DIRECTIONS FOR THIS TASK: What is needed here is every line of the records that includes "Advances".

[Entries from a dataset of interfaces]
.....
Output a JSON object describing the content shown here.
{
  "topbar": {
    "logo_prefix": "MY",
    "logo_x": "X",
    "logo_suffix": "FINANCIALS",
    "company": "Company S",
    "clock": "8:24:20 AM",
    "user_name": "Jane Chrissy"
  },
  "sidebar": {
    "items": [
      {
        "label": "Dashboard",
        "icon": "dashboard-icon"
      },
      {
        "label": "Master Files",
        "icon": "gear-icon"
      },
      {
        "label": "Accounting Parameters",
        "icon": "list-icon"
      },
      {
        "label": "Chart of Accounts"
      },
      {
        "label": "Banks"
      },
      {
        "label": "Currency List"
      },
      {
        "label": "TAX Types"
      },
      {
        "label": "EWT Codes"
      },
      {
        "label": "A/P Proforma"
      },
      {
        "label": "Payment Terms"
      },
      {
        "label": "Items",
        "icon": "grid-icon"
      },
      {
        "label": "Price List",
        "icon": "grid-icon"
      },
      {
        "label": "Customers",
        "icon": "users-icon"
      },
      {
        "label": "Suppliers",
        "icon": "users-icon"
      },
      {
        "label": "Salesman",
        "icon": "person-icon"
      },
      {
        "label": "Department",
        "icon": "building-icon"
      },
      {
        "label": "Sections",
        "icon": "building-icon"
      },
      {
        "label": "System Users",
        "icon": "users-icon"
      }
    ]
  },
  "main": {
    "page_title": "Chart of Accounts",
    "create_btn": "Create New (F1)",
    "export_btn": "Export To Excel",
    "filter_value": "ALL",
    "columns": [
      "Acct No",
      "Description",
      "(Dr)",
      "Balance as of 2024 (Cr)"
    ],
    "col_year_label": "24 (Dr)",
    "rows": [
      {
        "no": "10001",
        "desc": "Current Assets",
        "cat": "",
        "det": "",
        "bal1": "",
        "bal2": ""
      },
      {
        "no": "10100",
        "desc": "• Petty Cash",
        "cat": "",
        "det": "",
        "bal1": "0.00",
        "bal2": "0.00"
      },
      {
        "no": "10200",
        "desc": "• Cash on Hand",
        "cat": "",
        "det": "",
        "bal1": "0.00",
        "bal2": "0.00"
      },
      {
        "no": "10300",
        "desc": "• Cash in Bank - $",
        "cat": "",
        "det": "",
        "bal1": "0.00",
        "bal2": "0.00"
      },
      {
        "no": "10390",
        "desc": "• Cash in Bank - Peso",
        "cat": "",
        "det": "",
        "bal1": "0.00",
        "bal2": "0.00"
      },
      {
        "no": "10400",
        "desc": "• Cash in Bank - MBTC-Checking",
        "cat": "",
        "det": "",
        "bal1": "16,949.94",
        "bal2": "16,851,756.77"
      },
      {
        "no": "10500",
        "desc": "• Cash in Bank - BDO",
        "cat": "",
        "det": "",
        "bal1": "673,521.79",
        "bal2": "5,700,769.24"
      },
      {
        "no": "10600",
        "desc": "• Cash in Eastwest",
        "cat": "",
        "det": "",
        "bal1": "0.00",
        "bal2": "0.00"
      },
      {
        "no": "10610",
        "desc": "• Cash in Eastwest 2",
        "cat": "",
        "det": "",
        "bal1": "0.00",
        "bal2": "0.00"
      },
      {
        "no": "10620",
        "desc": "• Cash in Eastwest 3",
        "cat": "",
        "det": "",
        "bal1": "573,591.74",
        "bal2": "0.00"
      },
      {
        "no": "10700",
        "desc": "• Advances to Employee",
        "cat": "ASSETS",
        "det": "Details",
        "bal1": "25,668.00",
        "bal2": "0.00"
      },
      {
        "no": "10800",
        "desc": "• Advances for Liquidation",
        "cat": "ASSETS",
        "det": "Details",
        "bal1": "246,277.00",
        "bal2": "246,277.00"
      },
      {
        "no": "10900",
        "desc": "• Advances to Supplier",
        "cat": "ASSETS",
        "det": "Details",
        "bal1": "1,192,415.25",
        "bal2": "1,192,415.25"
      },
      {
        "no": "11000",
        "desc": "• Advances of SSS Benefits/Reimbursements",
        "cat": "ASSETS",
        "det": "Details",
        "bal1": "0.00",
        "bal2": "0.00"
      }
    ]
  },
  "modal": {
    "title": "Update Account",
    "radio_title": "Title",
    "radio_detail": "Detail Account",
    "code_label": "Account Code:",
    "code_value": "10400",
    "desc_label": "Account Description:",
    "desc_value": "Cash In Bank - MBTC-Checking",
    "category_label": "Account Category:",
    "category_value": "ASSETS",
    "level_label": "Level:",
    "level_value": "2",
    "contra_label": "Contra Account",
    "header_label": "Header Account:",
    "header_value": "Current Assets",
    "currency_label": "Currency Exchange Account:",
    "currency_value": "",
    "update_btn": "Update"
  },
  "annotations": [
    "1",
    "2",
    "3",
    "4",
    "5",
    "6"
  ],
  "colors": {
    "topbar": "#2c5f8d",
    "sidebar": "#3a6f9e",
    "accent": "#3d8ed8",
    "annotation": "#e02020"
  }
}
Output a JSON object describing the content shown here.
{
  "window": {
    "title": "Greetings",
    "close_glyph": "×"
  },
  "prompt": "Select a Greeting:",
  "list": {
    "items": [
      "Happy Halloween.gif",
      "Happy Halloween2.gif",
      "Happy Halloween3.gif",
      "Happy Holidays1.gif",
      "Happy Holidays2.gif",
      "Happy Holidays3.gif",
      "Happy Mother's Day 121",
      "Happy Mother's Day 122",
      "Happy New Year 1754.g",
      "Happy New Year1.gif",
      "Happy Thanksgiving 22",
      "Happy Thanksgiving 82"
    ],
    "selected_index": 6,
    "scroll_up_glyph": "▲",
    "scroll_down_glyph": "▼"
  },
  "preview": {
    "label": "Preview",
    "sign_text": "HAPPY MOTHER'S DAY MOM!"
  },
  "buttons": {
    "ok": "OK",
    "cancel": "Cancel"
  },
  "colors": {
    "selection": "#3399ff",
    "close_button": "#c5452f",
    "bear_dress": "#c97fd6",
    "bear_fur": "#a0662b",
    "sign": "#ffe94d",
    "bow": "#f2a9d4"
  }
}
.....
OUTPUT BELOW:
        "desc": "• Advances to Employee",
        "desc": "• Advances for Liquidation",
        "desc": "• Advances to Supplier",
        "desc": "• Advances of SSS Benefits/Reimbursements",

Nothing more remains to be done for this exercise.